*** Extracted records Section Begins ***

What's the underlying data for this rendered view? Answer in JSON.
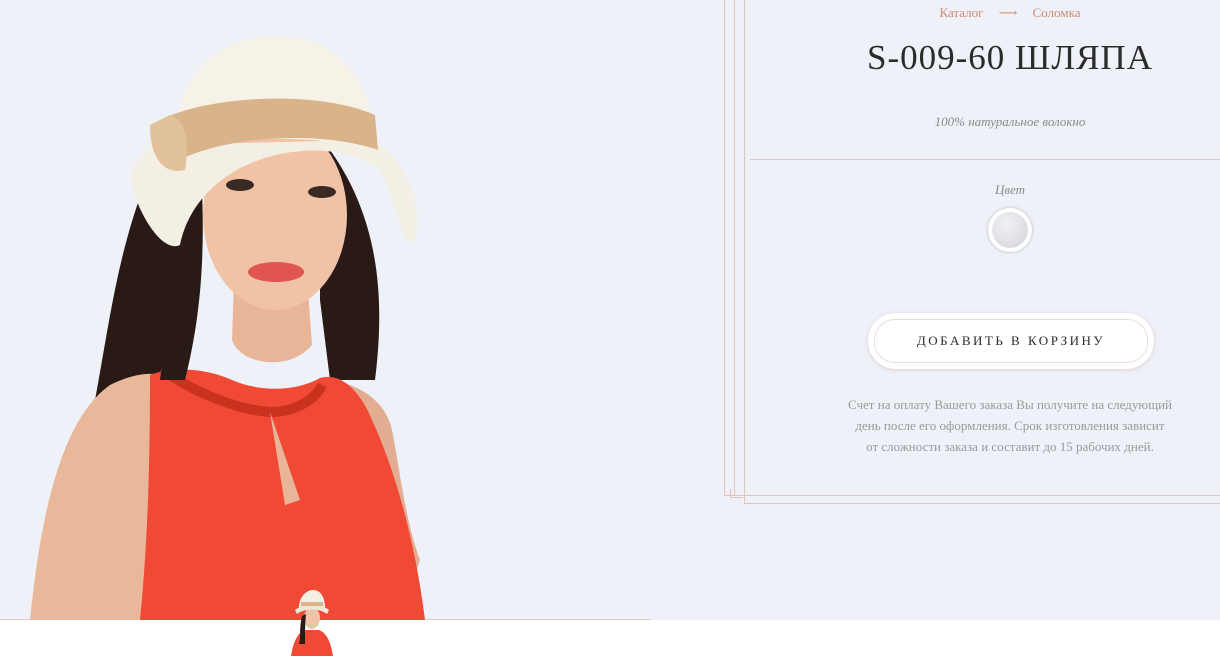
{
  "breadcrumb": {
    "catalog": "Каталог",
    "separator": "⟶",
    "current": "Соломка"
  },
  "product": {
    "title": "S-009-60 ШЛЯПА",
    "material": "100% натуральное волокно",
    "color_label": "Цвет",
    "selected_color": "#dcdbe0"
  },
  "actions": {
    "add_to_cart": "ДОБАВИТЬ В КОРЗИНУ"
  },
  "payment_note": {
    "line1": "Счет на оплату Вашего заказа Вы получите на следующий",
    "line2": "день после его оформления. Срок изготовления зависит",
    "line3": "от сложности заказа и составит до 15 рабочих дней."
  },
  "colors": {
    "accent": "#d08a77",
    "background": "#eef1f8",
    "frame": "#e3c3bb",
    "dress": "#f04a36",
    "hat": "#f3efe4"
  }
}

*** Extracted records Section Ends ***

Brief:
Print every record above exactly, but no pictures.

Solution:
What's the underlying data for this rendered view? Answer in JSON.
{
  "breadcrumb": {
    "catalog": "Каталог",
    "separator": "⟶",
    "current": "Соломка"
  },
  "product": {
    "title": "S-009-60 ШЛЯПА",
    "material": "100% натуральное волокно",
    "color_label": "Цвет",
    "selected_color": "#dcdbe0"
  },
  "actions": {
    "add_to_cart": "ДОБАВИТЬ В КОРЗИНУ"
  },
  "payment_note": {
    "line1": "Счет на оплату Вашего заказа Вы получите на следующий",
    "line2": "день после его оформления. Срок изготовления зависит",
    "line3": "от сложности заказа и составит до 15 рабочих дней."
  },
  "colors": {
    "accent": "#d08a77",
    "background": "#eef1f8",
    "frame": "#e3c3bb",
    "dress": "#f04a36",
    "hat": "#f3efe4"
  }
}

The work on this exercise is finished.